**INPUT DATA:**

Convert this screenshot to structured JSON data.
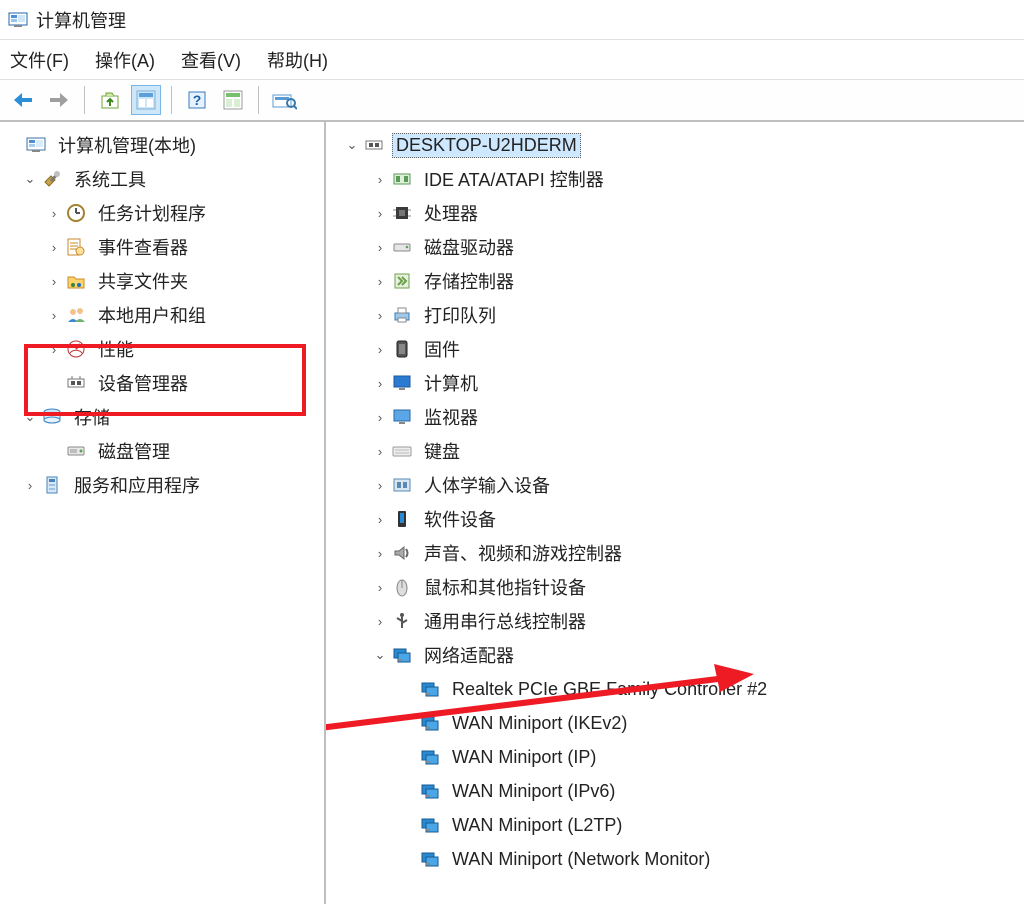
{
  "window": {
    "title": "计算机管理"
  },
  "menu": {
    "file": "文件(F)",
    "action": "操作(A)",
    "view": "查看(V)",
    "help": "帮助(H)"
  },
  "sidebar": {
    "root": "计算机管理(本地)",
    "system_tools": {
      "label": "系统工具",
      "children": [
        "任务计划程序",
        "事件查看器",
        "共享文件夹",
        "本地用户和组",
        "性能",
        "设备管理器"
      ]
    },
    "storage": {
      "label": "存储",
      "children": [
        "磁盘管理"
      ]
    },
    "services": {
      "label": "服务和应用程序"
    }
  },
  "devmgr": {
    "root": "DESKTOP-U2HDERM",
    "categories": [
      "IDE ATA/ATAPI 控制器",
      "处理器",
      "磁盘驱动器",
      "存储控制器",
      "打印队列",
      "固件",
      "计算机",
      "监视器",
      "键盘",
      "人体学输入设备",
      "软件设备",
      "声音、视频和游戏控制器",
      "鼠标和其他指针设备",
      "通用串行总线控制器",
      "网络适配器"
    ],
    "network_adapters": [
      "Realtek PCIe GBE Family Controller #2",
      "WAN Miniport (IKEv2)",
      "WAN Miniport (IP)",
      "WAN Miniport (IPv6)",
      "WAN Miniport (L2TP)",
      "WAN Miniport (Network Monitor)"
    ]
  }
}
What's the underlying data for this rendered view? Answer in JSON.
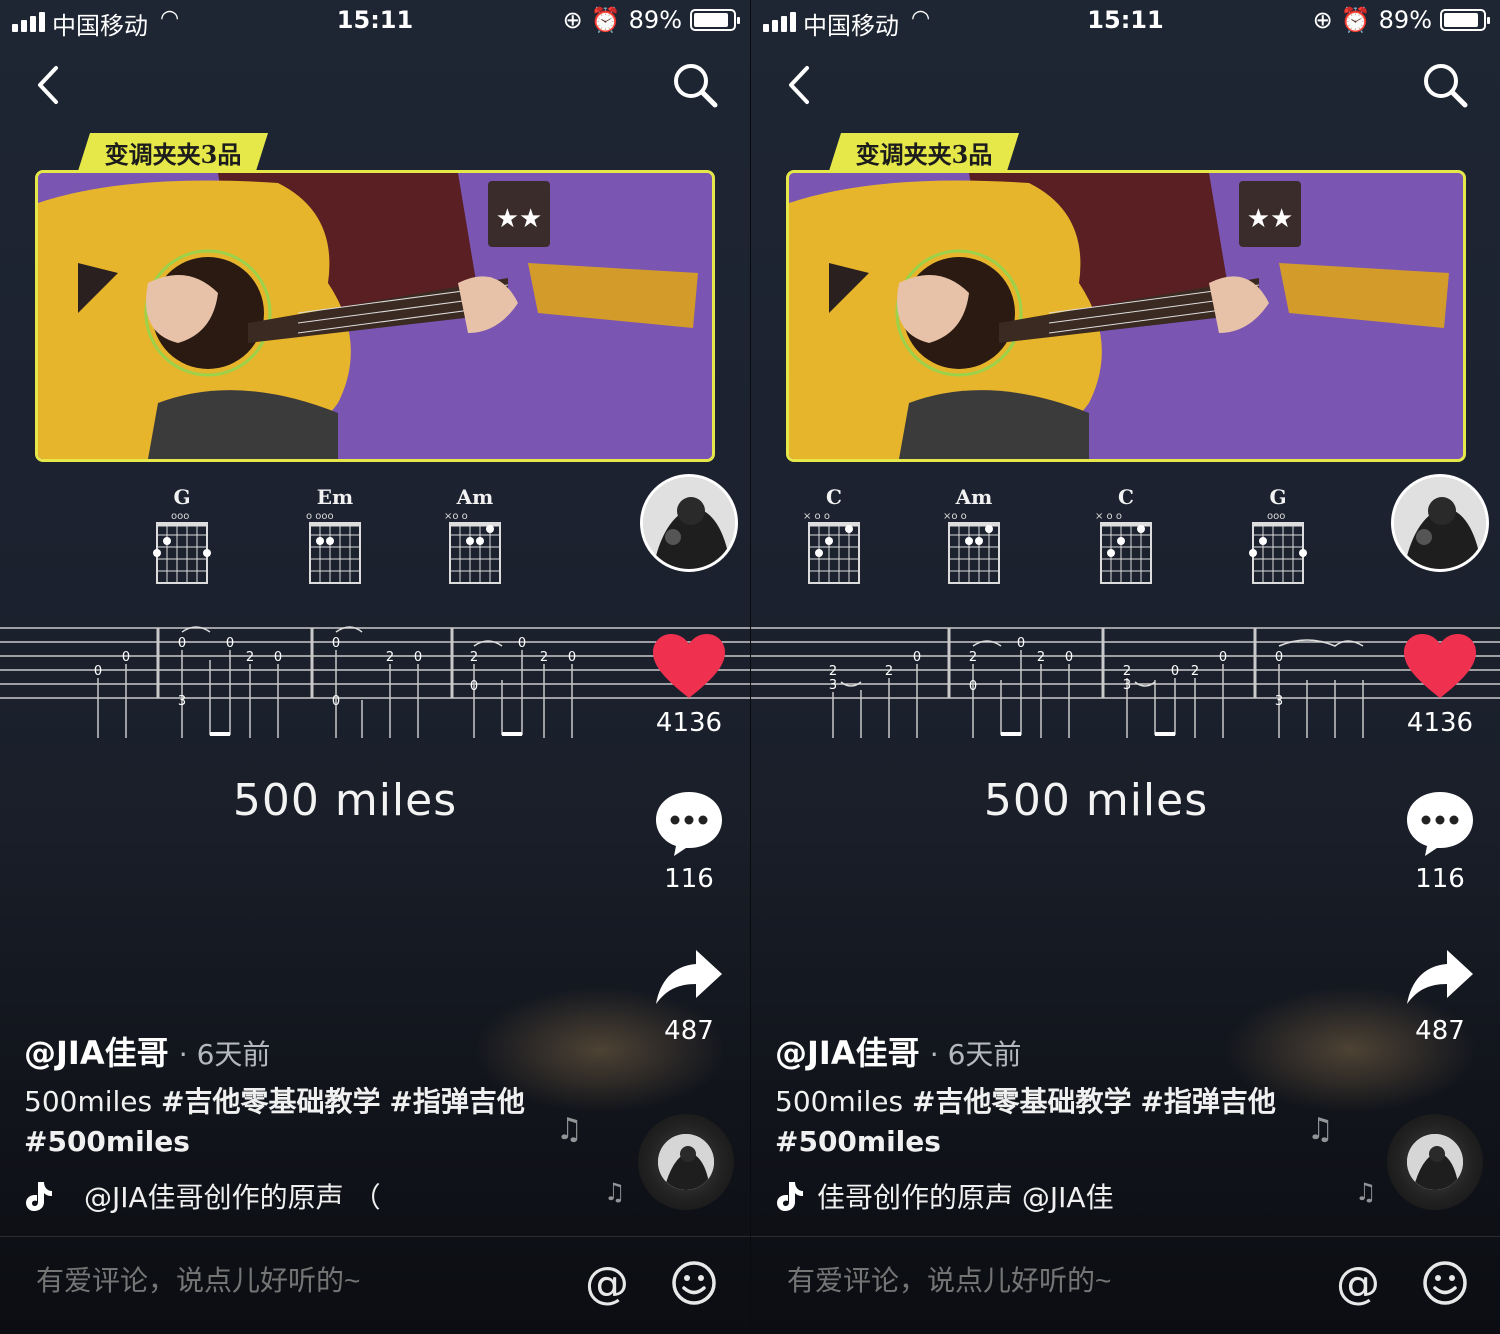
{
  "screens": [
    {
      "status": {
        "carrier": "中国移动",
        "time": "15:11",
        "battery": "89%",
        "battery_level": 0.89
      },
      "capo": "变调夹夹3品",
      "chords": [
        "G",
        "Em",
        "Am"
      ],
      "tab_numbers": [
        "0",
        "0",
        "0",
        "3",
        "0",
        "2",
        "0",
        "0",
        "0",
        "2",
        "0",
        "2",
        "0",
        "0",
        "2",
        "0"
      ],
      "song_title": "500 miles",
      "likes": "4136",
      "comments": "116",
      "shares": "487",
      "author": "@JIA佳哥",
      "time_ago": "· 6天前",
      "caption_plain": "500miles ",
      "caption_tags": [
        "#吉他零基础教学",
        "#指弹吉他",
        "#500miles"
      ],
      "music": "@JIA佳哥创作的原声    （",
      "comment_placeholder": "有爱评论，说点儿好听的~",
      "at": "@"
    },
    {
      "status": {
        "carrier": "中国移动",
        "time": "15:11",
        "battery": "89%",
        "battery_level": 0.89
      },
      "capo": "变调夹夹3品",
      "chords": [
        "C",
        "Am",
        "C",
        "G"
      ],
      "tab_numbers": [
        "2",
        "3",
        "2",
        "0",
        "2",
        "0",
        "0",
        "2",
        "0",
        "2",
        "3",
        "0",
        "2",
        "0",
        "0",
        "3"
      ],
      "song_title": "500 miles",
      "likes": "4136",
      "comments": "116",
      "shares": "487",
      "author": "@JIA佳哥",
      "time_ago": "· 6天前",
      "caption_plain": "500miles ",
      "caption_tags": [
        "#吉他零基础教学",
        "#指弹吉他",
        "#500miles"
      ],
      "music": "佳哥创作的原声    @JIA佳",
      "comment_placeholder": "有爱评论，说点儿好听的~",
      "at": "@"
    }
  ],
  "colors": {
    "accent_yellow": "#e6e84a",
    "like_red": "#f0304f",
    "background": "#1c2230"
  },
  "icons": [
    "back-icon",
    "search-icon",
    "heart-icon",
    "comment-bubble-icon",
    "share-arrow-icon",
    "music-note-icon",
    "tiktok-note-icon",
    "at-icon",
    "emoji-icon"
  ]
}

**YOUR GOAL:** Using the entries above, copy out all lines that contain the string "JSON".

**ANSWER FOR THIS EXERCISE:**
Convert this screenshot to structured JSON data.
What's the underlying data for this rendered view? Answer in JSON.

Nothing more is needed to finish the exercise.